**Work instruction:** Work out how many lines in the entries contain the string "Fittings", and give nothing but that number.

Data records for software interfaces:
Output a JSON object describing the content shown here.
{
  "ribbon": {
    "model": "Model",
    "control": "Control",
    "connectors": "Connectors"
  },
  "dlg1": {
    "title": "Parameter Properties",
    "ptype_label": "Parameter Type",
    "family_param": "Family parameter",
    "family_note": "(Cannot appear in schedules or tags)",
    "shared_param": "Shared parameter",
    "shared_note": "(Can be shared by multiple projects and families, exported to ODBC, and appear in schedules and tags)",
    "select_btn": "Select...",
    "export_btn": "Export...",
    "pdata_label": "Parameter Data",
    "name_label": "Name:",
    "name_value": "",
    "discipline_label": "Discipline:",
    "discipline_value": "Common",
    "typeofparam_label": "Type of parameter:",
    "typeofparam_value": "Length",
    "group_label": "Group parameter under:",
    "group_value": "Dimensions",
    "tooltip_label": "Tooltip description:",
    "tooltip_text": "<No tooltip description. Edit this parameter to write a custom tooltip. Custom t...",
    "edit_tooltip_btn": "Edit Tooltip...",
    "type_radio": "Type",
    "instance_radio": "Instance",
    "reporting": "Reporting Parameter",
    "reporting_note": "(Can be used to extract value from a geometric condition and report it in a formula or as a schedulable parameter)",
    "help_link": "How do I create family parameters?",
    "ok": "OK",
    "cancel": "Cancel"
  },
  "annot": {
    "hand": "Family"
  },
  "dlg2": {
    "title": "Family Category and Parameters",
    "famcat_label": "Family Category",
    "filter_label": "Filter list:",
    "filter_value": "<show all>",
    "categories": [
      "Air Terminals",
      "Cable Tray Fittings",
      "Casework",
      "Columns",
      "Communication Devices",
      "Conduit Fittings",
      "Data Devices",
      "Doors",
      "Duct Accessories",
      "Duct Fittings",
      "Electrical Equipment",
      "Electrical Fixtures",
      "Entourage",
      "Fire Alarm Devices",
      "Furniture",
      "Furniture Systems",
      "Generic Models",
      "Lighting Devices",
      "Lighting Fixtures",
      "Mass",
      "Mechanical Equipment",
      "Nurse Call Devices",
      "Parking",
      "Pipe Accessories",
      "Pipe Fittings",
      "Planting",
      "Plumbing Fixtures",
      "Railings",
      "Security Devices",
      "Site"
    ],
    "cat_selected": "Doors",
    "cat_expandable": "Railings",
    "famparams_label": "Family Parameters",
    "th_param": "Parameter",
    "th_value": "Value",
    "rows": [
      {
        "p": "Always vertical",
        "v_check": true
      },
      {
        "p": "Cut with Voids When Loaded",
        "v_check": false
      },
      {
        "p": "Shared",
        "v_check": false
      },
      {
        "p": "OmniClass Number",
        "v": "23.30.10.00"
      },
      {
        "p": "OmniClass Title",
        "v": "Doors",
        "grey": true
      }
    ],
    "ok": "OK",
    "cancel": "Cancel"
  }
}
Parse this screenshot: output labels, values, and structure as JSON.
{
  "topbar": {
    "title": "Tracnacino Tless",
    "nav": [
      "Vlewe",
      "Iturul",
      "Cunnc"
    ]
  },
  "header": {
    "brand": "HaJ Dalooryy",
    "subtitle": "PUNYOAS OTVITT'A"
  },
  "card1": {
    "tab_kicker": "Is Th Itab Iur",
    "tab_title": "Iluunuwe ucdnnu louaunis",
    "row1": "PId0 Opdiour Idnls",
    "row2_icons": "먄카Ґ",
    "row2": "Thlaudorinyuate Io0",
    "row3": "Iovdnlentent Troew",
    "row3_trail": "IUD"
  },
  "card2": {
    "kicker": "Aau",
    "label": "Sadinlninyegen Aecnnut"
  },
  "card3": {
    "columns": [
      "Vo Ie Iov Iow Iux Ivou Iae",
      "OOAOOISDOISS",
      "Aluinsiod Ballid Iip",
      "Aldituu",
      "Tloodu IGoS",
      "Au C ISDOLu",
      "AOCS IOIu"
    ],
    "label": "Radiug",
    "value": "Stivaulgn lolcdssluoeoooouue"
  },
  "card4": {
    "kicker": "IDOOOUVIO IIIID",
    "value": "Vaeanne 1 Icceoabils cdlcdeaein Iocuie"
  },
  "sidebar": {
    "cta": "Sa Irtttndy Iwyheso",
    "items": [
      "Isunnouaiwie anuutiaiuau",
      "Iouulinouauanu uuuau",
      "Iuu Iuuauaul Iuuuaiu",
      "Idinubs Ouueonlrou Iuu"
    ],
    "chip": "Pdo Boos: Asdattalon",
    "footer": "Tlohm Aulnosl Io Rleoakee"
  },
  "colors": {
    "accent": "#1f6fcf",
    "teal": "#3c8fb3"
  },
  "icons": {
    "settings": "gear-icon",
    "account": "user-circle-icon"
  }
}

**Exercise response:** 4